Newsletter: Banking on technologies that we don’t yet have”

Something to keep in mind while processing the comments from Climate Envoy John Kerry that kicked up a ruckus over the weekend.

  • Link copied to clipboard

People knew about climate change in the 80s, but it took another few decades for the global community to get serious about eliminating carbon emissions.

One major change in the intervening period was the arrival of extremely cheap wind, solar and battery technologies.
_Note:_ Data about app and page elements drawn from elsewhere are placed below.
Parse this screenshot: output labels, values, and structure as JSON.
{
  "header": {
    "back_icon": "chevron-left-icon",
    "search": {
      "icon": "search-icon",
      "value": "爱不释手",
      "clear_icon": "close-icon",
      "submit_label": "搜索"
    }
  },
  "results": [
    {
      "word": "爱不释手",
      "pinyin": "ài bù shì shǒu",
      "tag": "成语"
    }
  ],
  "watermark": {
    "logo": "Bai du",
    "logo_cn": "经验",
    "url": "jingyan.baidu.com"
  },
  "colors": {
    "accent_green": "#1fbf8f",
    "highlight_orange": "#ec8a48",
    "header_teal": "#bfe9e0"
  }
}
Critics still claim that a shift to clean energy will drive up prices, but across the U.S. at least, it’s now almost always cheaper to build new renewables than to keep existing coal plants running. 

Subscribe to receive Canary's latest news
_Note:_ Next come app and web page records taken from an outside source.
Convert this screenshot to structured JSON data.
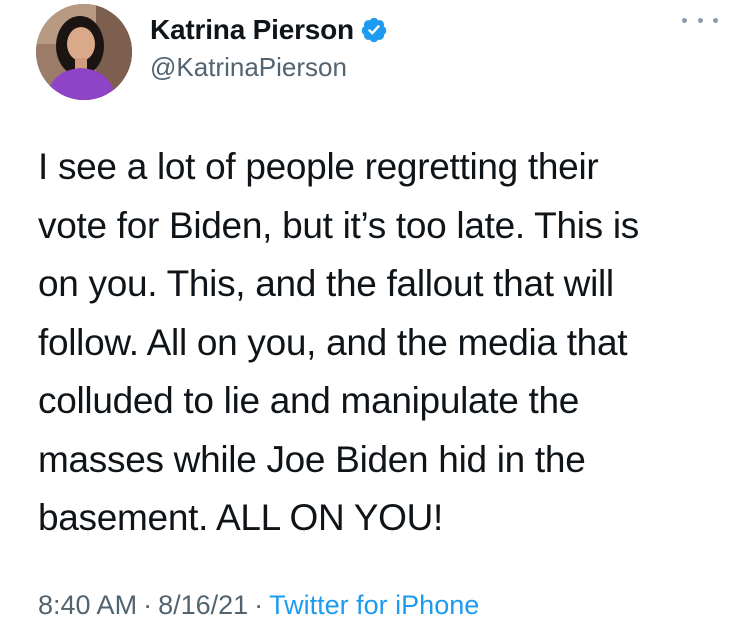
{
  "author": {
    "display_name": "Katrina Pierson",
    "handle": "@KatrinaPierson",
    "verified": true,
    "avatar_icon": "profile-photo",
    "verified_icon": "verified-badge-icon"
  },
  "menu": {
    "icon": "more-options-icon"
  },
  "tweet": {
    "lines": [
      "I see a lot of people regretting their",
      "vote for Biden, but it’s too late. This is",
      "on you. This, and the fallout that will",
      "follow. All on you, and the media that",
      "colluded to lie and manipulate the",
      "masses while Joe Biden hid in the",
      "basement. ALL ON YOU!"
    ]
  },
  "meta": {
    "time": "8:40 AM",
    "separator": "·",
    "date": "8/16/21",
    "source": "Twitter for iPhone"
  },
  "colors": {
    "text": "#0f1419",
    "secondary": "#536471",
    "link": "#1d9bf0",
    "verified": "#1d9bf0"
  }
}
That’s something to keep in mind while processing the comments from Climate Envoy John Kerry that kicked up a ruckus over the weekend. 
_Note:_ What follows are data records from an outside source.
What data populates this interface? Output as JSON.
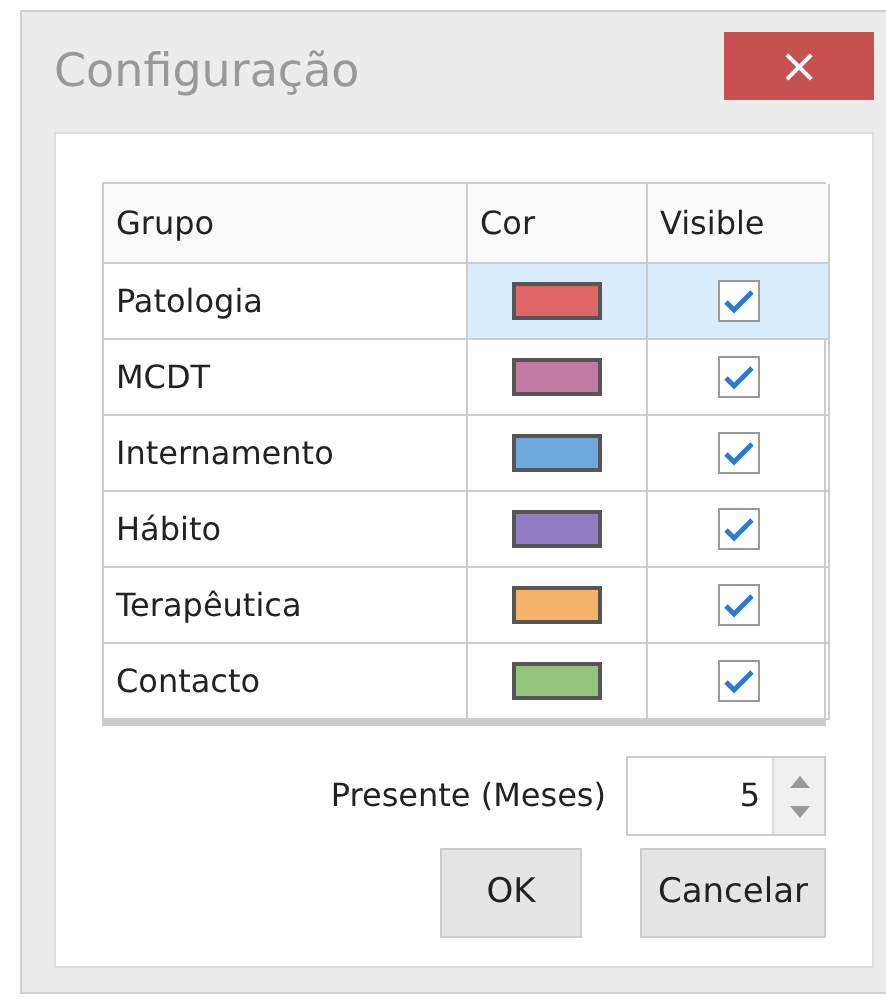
{
  "window": {
    "title": "Configuração",
    "close": "×"
  },
  "table": {
    "columns": [
      "Grupo",
      "Cor",
      "Visible"
    ],
    "rows": [
      {
        "group": "Patologia",
        "color": "#e06666",
        "visible": true,
        "selected": true
      },
      {
        "group": "MCDT",
        "color": "#c27ba0",
        "visible": true,
        "selected": false
      },
      {
        "group": "Internamento",
        "color": "#6fa8dc",
        "visible": true,
        "selected": false
      },
      {
        "group": "Hábito",
        "color": "#8e7cc3",
        "visible": true,
        "selected": false
      },
      {
        "group": "Terapêutica",
        "color": "#f6b26b",
        "visible": true,
        "selected": false
      },
      {
        "group": "Contacto",
        "color": "#93c47d",
        "visible": true,
        "selected": false
      }
    ]
  },
  "months": {
    "label": "Presente (Meses)",
    "value": "5"
  },
  "buttons": [
    "OK",
    "Cancelar"
  ]
}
In an interview with the BBC, Kerry suggested that in order to reach net-zero carbon emissions by midcentury, 50 percent of those [carbon] reductions are going to come from technologies that we don’t yet have.”

Here’s the clip from The Andrew Marr Show. Journalist Emily Atkin also has a transcription of the full interview in Monday’s Heated newsletter.

Kerry’s phrasing suggests a considerable reliance on things that aren’t currently available to keep global warming in relatively livable territory. The Guardian then paraphrased the quote as referring to technologies that have not yet been invented.”

Activist Greta Thunberg, and others, hammered that line of thinking:

Climate activists have good reason to worry about government officials delaying action pending a breakthrough technological fix. Given how carbon accumulates in the atmosphere, waiting to cut emissions locks in more warming. This tension manifests in occasional wonky debates about deployment” versus innovation,” and whether to put money into the imperfect but tangible tools we have now or invest in R&D for next-generation advances.

But Kerry was not arguing for delay until new technologies materialize. A moment after the technologies we don’t yet have” line, he makes this explicit:

We’re going to put every effort we have into making this transition happen as fast as possible. And I’m not going to join the pessimists who think we are sitting around waiting for some new technology.

We have a lot of technologies to deploy right now. But all of them can be improved upon, to make better versions that don’t yet exist.

By the 1980s, solar panels had been around for years, but solar panels that generated cheaper power than existing coal plants would have counted as technologies we don’t yet have.” 

If you saw Canary Media’s video about the solar- and hydrogen-powered ship circumnavigating the world, it’s clear that carbon-free shipping technology exists today. But cost-effective, clean propulsion for commercial shipping is something we don’t yet have.

It’s also the case that plenty of people don’t recognize just how competitive clean energy technologies are today. That’s why Canary Media’s latest reporting covers things like: 

But we also carve out room in the coverage for up-and-coming things, like direct air carbon capture and sequestration, which Jeff St. John profiled Monday. 

Scientists know of various technically feasible ways to do this, but, as one expert told Jeff, It’s expensive and…very energy-intensive, and some of the product processes are very water-intensive.” Mitsubishi is looking to aggregate investors for up to $800 million worth of carbon removal credits via a portfolio of techniques, to fund their commercialization.

Kerry may have learned a lesson about choosing words carefully and citing more specific sources than the generic scientists.” But his comments won’t slow the pace of installation for the technologies that compete today, even as others polish tools they’ve invented to get ready for mass adoption later.

(Lead photo credit: World Economic Forum/​CC)

Julian Spector is an editor at Canary Media and reports on the rise of clean energy. He worked at Greentech Media for nearly five years, and before that he reported for CityLab at The Atlantic.